Start of INPUT DATA

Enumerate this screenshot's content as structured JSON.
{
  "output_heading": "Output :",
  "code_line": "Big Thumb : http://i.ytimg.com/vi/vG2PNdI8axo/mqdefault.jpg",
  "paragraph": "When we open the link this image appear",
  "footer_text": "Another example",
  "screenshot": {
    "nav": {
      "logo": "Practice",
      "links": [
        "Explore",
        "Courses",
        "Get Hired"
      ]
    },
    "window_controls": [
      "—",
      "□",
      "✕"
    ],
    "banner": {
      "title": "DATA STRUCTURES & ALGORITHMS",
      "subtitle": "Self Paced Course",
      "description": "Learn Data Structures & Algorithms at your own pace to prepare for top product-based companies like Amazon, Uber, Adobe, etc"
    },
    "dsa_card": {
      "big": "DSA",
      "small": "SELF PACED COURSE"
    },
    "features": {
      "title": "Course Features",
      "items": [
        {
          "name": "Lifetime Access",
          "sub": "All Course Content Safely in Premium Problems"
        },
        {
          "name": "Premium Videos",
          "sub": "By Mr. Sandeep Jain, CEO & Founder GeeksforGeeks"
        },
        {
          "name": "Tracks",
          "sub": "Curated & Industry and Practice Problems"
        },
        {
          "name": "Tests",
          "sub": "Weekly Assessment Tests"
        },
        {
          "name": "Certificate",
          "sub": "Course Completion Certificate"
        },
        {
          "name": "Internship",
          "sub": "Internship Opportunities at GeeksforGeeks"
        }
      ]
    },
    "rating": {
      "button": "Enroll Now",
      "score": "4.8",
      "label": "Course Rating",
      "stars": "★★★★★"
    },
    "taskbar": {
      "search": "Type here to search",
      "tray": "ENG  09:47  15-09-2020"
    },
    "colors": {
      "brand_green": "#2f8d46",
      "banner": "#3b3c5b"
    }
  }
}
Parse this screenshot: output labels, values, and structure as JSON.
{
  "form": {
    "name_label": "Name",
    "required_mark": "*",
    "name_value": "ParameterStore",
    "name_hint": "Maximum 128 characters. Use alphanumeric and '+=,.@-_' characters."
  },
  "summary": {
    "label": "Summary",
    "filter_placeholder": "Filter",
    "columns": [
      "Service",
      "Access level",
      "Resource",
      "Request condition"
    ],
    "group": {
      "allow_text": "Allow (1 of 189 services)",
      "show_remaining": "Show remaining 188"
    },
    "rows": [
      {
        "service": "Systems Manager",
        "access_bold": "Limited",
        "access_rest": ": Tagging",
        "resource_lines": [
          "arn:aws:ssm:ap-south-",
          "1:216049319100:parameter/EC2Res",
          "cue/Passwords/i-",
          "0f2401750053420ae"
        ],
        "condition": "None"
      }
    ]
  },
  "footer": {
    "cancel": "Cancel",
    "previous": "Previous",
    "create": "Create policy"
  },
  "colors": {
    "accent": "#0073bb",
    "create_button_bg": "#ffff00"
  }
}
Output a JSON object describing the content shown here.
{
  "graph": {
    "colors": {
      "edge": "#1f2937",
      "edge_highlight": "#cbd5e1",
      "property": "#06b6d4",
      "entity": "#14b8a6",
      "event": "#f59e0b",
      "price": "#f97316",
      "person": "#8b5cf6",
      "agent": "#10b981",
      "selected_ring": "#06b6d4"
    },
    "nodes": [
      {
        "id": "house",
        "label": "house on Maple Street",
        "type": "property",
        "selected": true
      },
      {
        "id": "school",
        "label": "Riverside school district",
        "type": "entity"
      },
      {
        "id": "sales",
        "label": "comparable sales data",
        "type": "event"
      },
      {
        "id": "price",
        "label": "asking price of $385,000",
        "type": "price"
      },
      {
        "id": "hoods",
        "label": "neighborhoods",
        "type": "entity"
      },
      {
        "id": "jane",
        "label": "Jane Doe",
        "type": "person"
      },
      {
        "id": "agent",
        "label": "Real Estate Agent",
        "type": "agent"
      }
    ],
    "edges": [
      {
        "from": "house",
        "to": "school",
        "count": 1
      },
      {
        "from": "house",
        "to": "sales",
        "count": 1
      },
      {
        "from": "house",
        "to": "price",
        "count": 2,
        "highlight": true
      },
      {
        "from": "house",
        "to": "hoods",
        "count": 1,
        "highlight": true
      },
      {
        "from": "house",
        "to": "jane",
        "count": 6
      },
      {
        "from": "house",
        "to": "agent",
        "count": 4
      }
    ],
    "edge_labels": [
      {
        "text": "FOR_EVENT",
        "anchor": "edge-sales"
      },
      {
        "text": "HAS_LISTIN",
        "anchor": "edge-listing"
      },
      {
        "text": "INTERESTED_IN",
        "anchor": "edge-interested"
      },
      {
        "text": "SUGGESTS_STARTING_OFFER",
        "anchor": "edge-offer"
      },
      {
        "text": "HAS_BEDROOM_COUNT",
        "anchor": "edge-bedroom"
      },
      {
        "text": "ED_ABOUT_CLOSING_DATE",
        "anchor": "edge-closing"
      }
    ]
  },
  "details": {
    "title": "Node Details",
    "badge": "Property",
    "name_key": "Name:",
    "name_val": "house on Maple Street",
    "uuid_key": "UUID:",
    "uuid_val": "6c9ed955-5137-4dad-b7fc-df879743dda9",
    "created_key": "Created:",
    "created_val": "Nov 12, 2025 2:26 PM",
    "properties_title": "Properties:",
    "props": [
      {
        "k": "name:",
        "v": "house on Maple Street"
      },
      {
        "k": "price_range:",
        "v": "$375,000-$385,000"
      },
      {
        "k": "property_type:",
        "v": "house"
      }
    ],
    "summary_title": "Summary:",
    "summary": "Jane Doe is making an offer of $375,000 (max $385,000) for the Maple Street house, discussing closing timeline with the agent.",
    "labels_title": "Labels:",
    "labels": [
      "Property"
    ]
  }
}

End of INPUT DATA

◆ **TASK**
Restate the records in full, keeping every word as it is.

◆ **RESPONSE BELOW**
Enumerate this screenshot's content as structured JSON.
{
  "output_heading": "Output :",
  "code_line": "Big Thumb : http://i.ytimg.com/vi/vG2PNdI8axo/mqdefault.jpg",
  "paragraph": "When we open the link this image appear",
  "footer_text": "Another example",
  "screenshot": {
    "nav": {
      "logo": "Practice",
      "links": [
        "Explore",
        "Courses",
        "Get Hired"
      ]
    },
    "window_controls": [
      "—",
      "□",
      "✕"
    ],
    "banner": {
      "title": "DATA STRUCTURES & ALGORITHMS",
      "subtitle": "Self Paced Course",
      "description": "Learn Data Structures & Algorithms at your own pace to prepare for top product-based companies like Amazon, Uber, Adobe, etc"
    },
    "dsa_card": {
      "big": "DSA",
      "small": "SELF PACED COURSE"
    },
    "features": {
      "title": "Course Features",
      "items": [
        {
          "name": "Lifetime Access",
          "sub": "All Course Content Safely in Premium Problems"
        },
        {
          "name": "Premium Videos",
          "sub": "By Mr. Sandeep Jain, CEO & Founder GeeksforGeeks"
        },
        {
          "name": "Tracks",
          "sub": "Curated & Industry and Practice Problems"
        },
        {
          "name": "Tests",
          "sub": "Weekly Assessment Tests"
        },
        {
          "name": "Certificate",
          "sub": "Course Completion Certificate"
        },
        {
          "name": "Internship",
          "sub": "Internship Opportunities at GeeksforGeeks"
        }
      ]
    },
    "rating": {
      "button": "Enroll Now",
      "score": "4.8",
      "label": "Course Rating",
      "stars": "★★★★★"
    },
    "taskbar": {
      "search": "Type here to search",
      "tray": "ENG  09:47  15-09-2020"
    },
    "colors": {
      "brand_green": "#2f8d46",
      "banner": "#3b3c5b"
    }
  }
}
Parse this screenshot: output labels, values, and structure as JSON.
{
  "form": {
    "name_label": "Name",
    "required_mark": "*",
    "name_value": "ParameterStore",
    "name_hint": "Maximum 128 characters. Use alphanumeric and '+=,.@-_' characters."
  },
  "summary": {
    "label": "Summary",
    "filter_placeholder": "Filter",
    "columns": [
      "Service",
      "Access level",
      "Resource",
      "Request condition"
    ],
    "group": {
      "allow_text": "Allow (1 of 189 services)",
      "show_remaining": "Show remaining 188"
    },
    "rows": [
      {
        "service": "Systems Manager",
        "access_bold": "Limited",
        "access_rest": ": Tagging",
        "resource_lines": [
          "arn:aws:ssm:ap-south-",
          "1:216049319100:parameter/EC2Res",
          "cue/Passwords/i-",
          "0f2401750053420ae"
        ],
        "condition": "None"
      }
    ]
  },
  "footer": {
    "cancel": "Cancel",
    "previous": "Previous",
    "create": "Create policy"
  },
  "colors": {
    "accent": "#0073bb",
    "create_button_bg": "#ffff00"
  }
}
Output a JSON object describing the content shown here.
{
  "graph": {
    "colors": {
      "edge": "#1f2937",
      "edge_highlight": "#cbd5e1",
      "property": "#06b6d4",
      "entity": "#14b8a6",
      "event": "#f59e0b",
      "price": "#f97316",
      "person": "#8b5cf6",
      "agent": "#10b981",
      "selected_ring": "#06b6d4"
    },
    "nodes": [
      {
        "id": "house",
        "label": "house on Maple Street",
        "type": "property",
        "selected": true
      },
      {
        "id": "school",
        "label": "Riverside school district",
        "type": "entity"
      },
      {
        "id": "sales",
        "label": "comparable sales data",
        "type": "event"
      },
      {
        "id": "price",
        "label": "asking price of $385,000",
        "type": "price"
      },
      {
        "id": "hoods",
        "label": "neighborhoods",
        "type": "entity"
      },
      {
        "id": "jane",
        "label": "Jane Doe",
        "type": "person"
      },
      {
        "id": "agent",
        "label": "Real Estate Agent",
        "type": "agent"
      }
    ],
    "edges": [
      {
        "from": "house",
        "to": "school",
        "count": 1
      },
      {
        "from": "house",
        "to": "sales",
        "count": 1
      },
      {
        "from": "house",
        "to": "price",
        "count": 2,
        "highlight": true
      },
      {
        "from": "house",
        "to": "hoods",
        "count": 1,
        "highlight": true
      },
      {
        "from": "house",
        "to": "jane",
        "count": 6
      },
      {
        "from": "house",
        "to": "agent",
        "count": 4
      }
    ],
    "edge_labels": [
      {
        "text": "FOR_EVENT",
        "anchor": "edge-sales"
      },
      {
        "text": "HAS_LISTIN",
        "anchor": "edge-listing"
      },
      {
        "text": "INTERESTED_IN",
        "anchor": "edge-interested"
      },
      {
        "text": "SUGGESTS_STARTING_OFFER",
        "anchor": "edge-offer"
      },
      {
        "text": "HAS_BEDROOM_COUNT",
        "anchor": "edge-bedroom"
      },
      {
        "text": "ED_ABOUT_CLOSING_DATE",
        "anchor": "edge-closing"
      }
    ]
  },
  "details": {
    "title": "Node Details",
    "badge": "Property",
    "name_key": "Name:",
    "name_val": "house on Maple Street",
    "uuid_key": "UUID:",
    "uuid_val": "6c9ed955-5137-4dad-b7fc-df879743dda9",
    "created_key": "Created:",
    "created_val": "Nov 12, 2025 2:26 PM",
    "properties_title": "Properties:",
    "props": [
      {
        "k": "name:",
        "v": "house on Maple Street"
      },
      {
        "k": "price_range:",
        "v": "$375,000-$385,000"
      },
      {
        "k": "property_type:",
        "v": "house"
      }
    ],
    "summary_title": "Summary:",
    "summary": "Jane Doe is making an offer of $375,000 (max $385,000) for the Maple Street house, discussing closing timeline with the agent.",
    "labels_title": "Labels:",
    "labels": [
      "Property"
    ]
  }
}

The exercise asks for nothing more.